SOMERS POINT — Most people don’t want to see anything they put down the toilet returned to them, but not Paula Stanton — she wanted her wedding ring back.
Stanton, 60, had been cleaning in and near a toilet in her home when she looked down and noticed that the gold band encrusted with several diamonds on her left ring finger was gone.
“I was cleaning and knew I must have flushed it down,” she said. “It had been a little big on my finger, because it was winter time and my hands were smaller. I felt so bad about it. Sad and embarrassed.”
Stanton’s husband, Michael, had given her the ring for their 20th wedding anniversary. The couple will celebrate 38 years of marriage Dec. 27.
“My husband wound up getting me a replacement ring just like it and said, ‘Hold onto this one,’” Stanton said laughing.
That was nine years ago.
While still holding onto the tiniest shred of hope, Stanton said she figured the ring was likely gone forever.
That made it all the more shocking when she and her husband returned home from spending Thanksgiving this year with their son and his family in South Carolina to find a note taped to their door. It asked them to contact the city’s public works department.
“I figured they had to work near our house and had to dig up the yard or something,” Stanton said.
Ted Gogol, 64, had been with Somers Point Public Works Department since 1997. While on the job, he and other workers would find things here and there, but he said it was still rare because of all the sand, debris and dark color of the water.
About three years ago, Gogol and others were doing work on a sewer line close the Stanton’s house. Gogol knew Michael from volunteering and coaching in community sports programs, so he listened to Stanton when she came over asking about finding a lost ring.
“She had this look on her face while she was telling me about it that said, ‘I can’t believe I did this,’” Gogol said. “I told her really nicely that the chances of us finding it ... well, just in passing, we’d keep an eye out for it.”
Then, just last month, Gogol was out doing routine maintenance work on a sewer line on Bay Avenue with Tom Sweet and Steven Hornig.
“I was only in a manhole less than 400 feet away from their house when I saw something shiny sitting in the mud and debris. I realized it was a ring, and I remembered the woman who was looking for a ring,” he said.
So, he left a note on the family’s front door.
Stanton eventually called public works and Gogol told her he had found a ring, but couldn’t be sure if it was hers, she said. But the couple’s initials were engraved on the interior of the band, and Gogol was able to tell her that it was the one.
“He came by after work and dropped it off. Nobody could believe it. Everyone was in a state of shock. I was hugging him and crying,” Stanton said. “I was calling my kids and telling people about it. My family had a difficult year, and for this to happen...”
After getting advice from a jeweler and boiling it in peroxide and lemon juice (more than once), Stanton returned the ring to her finger, where she wears both the original and replacement rings.

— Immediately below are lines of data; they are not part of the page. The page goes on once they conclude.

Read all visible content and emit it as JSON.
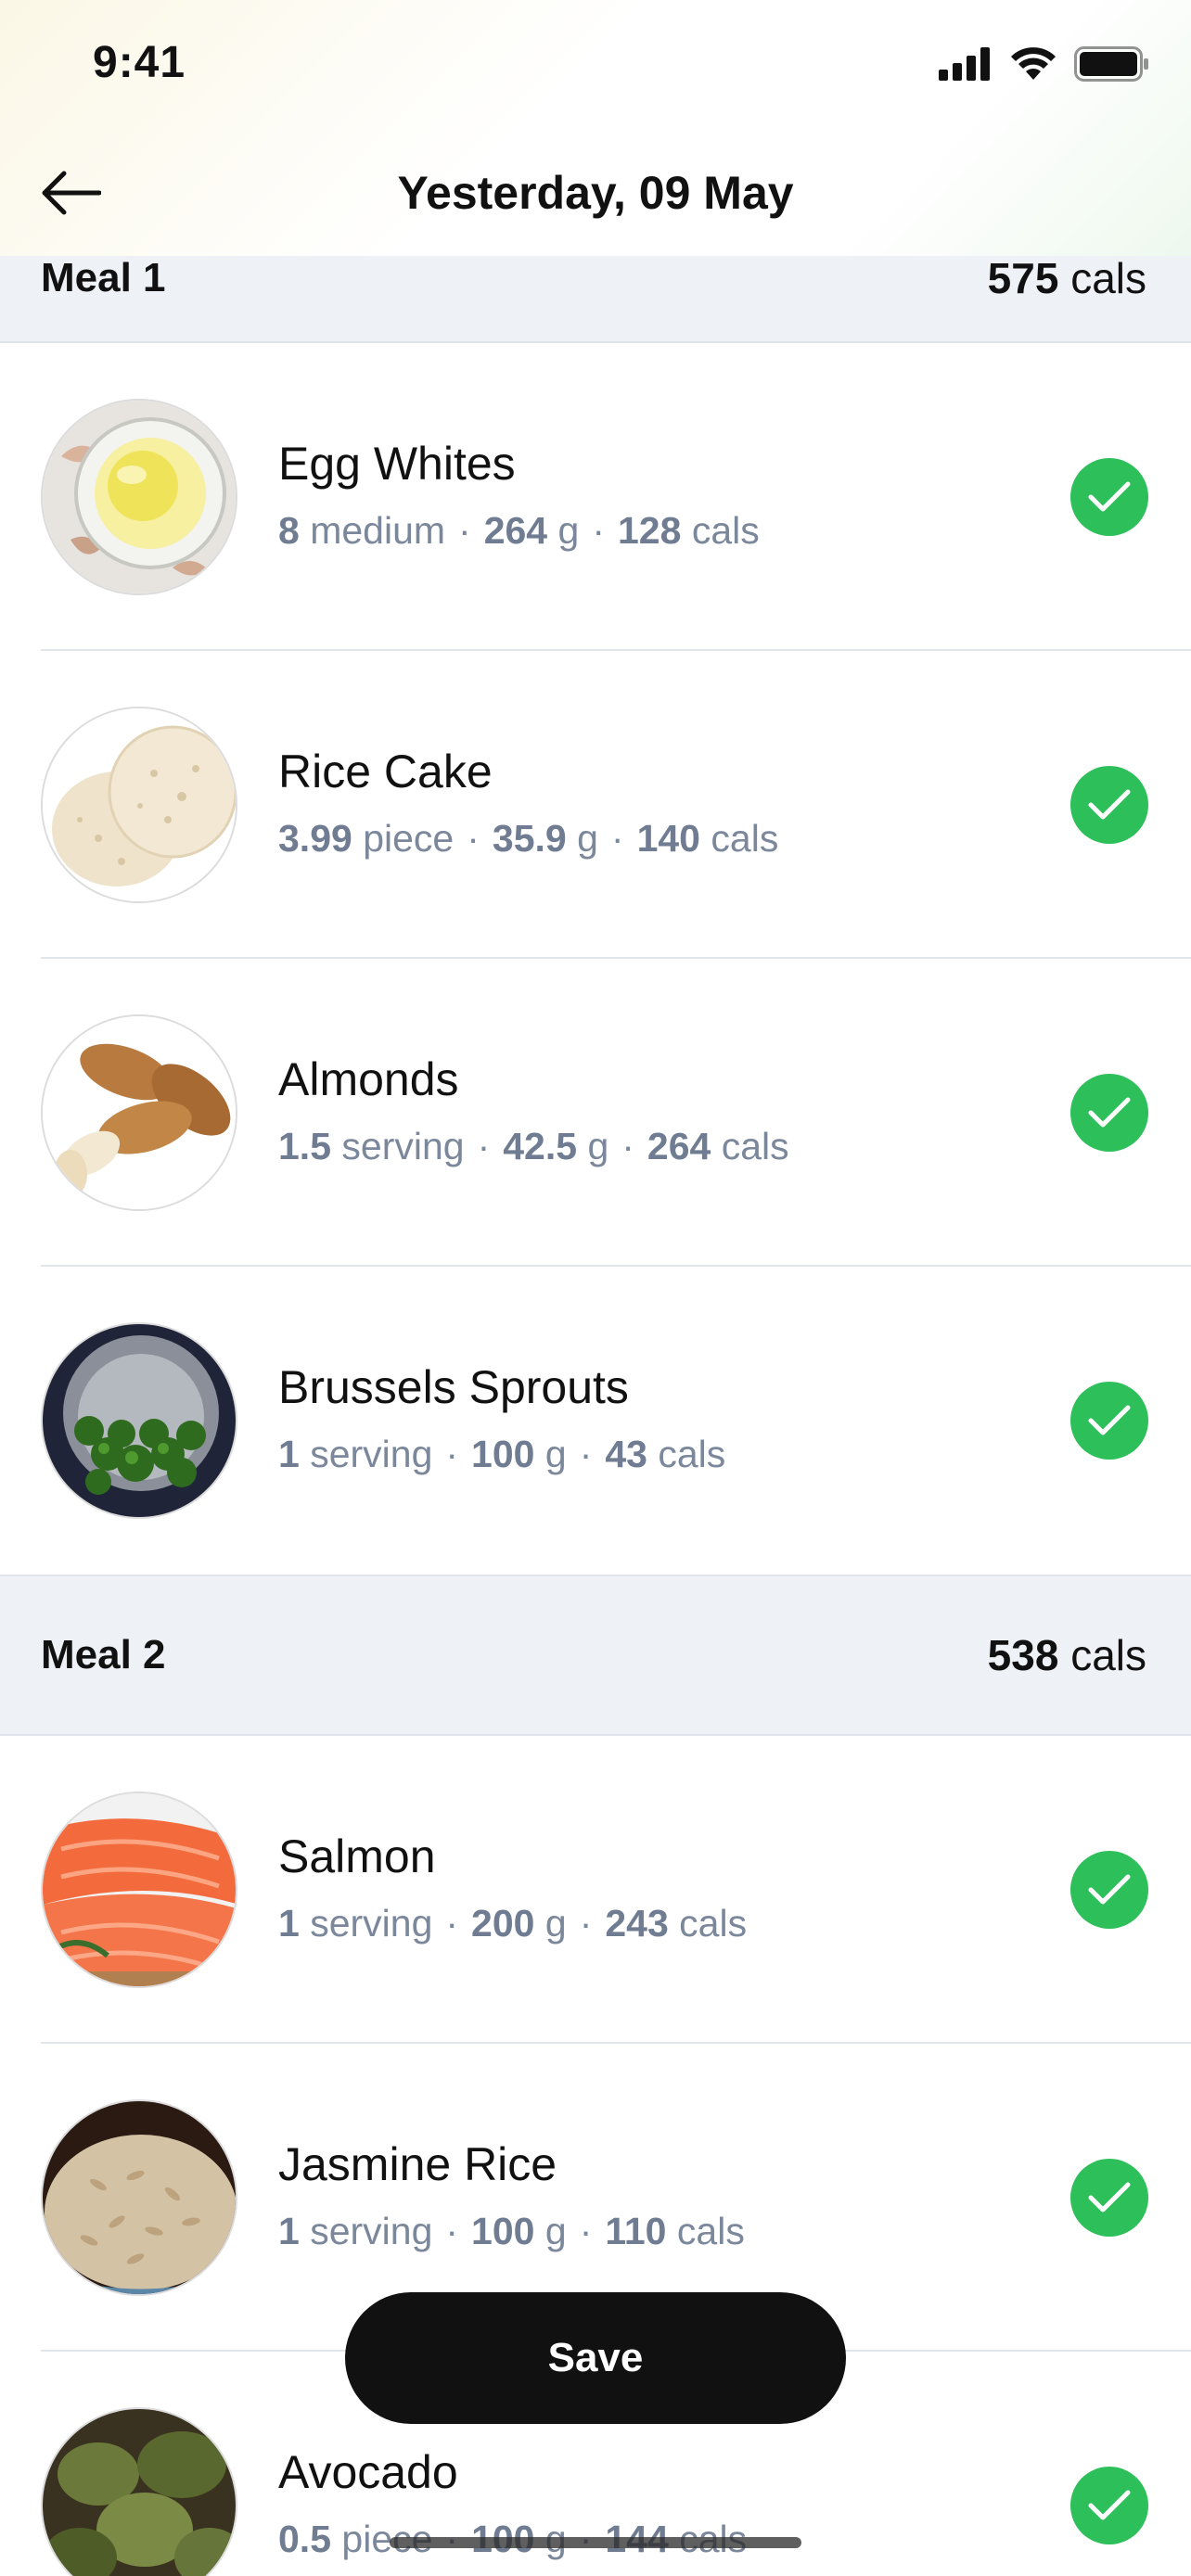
{
  "status_bar": {
    "time": "9:41"
  },
  "header": {
    "title": "Yesterday, 09 May"
  },
  "meals": [
    {
      "name": "Meal 1",
      "cals_value": "575",
      "cals_unit": "cals",
      "items": [
        {
          "name": "Egg Whites",
          "qty": "8",
          "unit": "medium",
          "weight": "264",
          "weight_unit": "g",
          "cals": "128",
          "cals_unit": "cals"
        },
        {
          "name": "Rice Cake",
          "qty": "3.99",
          "unit": "piece",
          "weight": "35.9",
          "weight_unit": "g",
          "cals": "140",
          "cals_unit": "cals"
        },
        {
          "name": "Almonds",
          "qty": "1.5",
          "unit": "serving",
          "weight": "42.5",
          "weight_unit": "g",
          "cals": "264",
          "cals_unit": "cals"
        },
        {
          "name": "Brussels Sprouts",
          "qty": "1",
          "unit": "serving",
          "weight": "100",
          "weight_unit": "g",
          "cals": "43",
          "cals_unit": "cals"
        }
      ]
    },
    {
      "name": "Meal 2",
      "cals_value": "538",
      "cals_unit": "cals",
      "items": [
        {
          "name": "Salmon",
          "qty": "1",
          "unit": "serving",
          "weight": "200",
          "weight_unit": "g",
          "cals": "243",
          "cals_unit": "cals"
        },
        {
          "name": "Jasmine Rice",
          "qty": "1",
          "unit": "serving",
          "weight": "100",
          "weight_unit": "g",
          "cals": "110",
          "cals_unit": "cals"
        },
        {
          "name": "Avocado",
          "qty": "0.5",
          "unit": "piece",
          "weight": "100",
          "weight_unit": "g",
          "cals": "144",
          "cals_unit": "cals"
        }
      ]
    }
  ],
  "meta_separator": "·",
  "save_button": {
    "label": "Save"
  },
  "colors": {
    "check": "#2dbf5a",
    "meta_text": "#7b879b",
    "section_bg": "#eef1f5"
  }
}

Gogol said it was meant to be and was incredulous that he had found a ring lost for nine years in the sewer system that runs for about 40 miles in Somers Point and processes about a million gallons a day.
“There are honest people in the world, and I was so happy to have been able to help somebody,” Gogol said. “People say around this time of year, crazy things happen. She said it was her Christmas miracle.”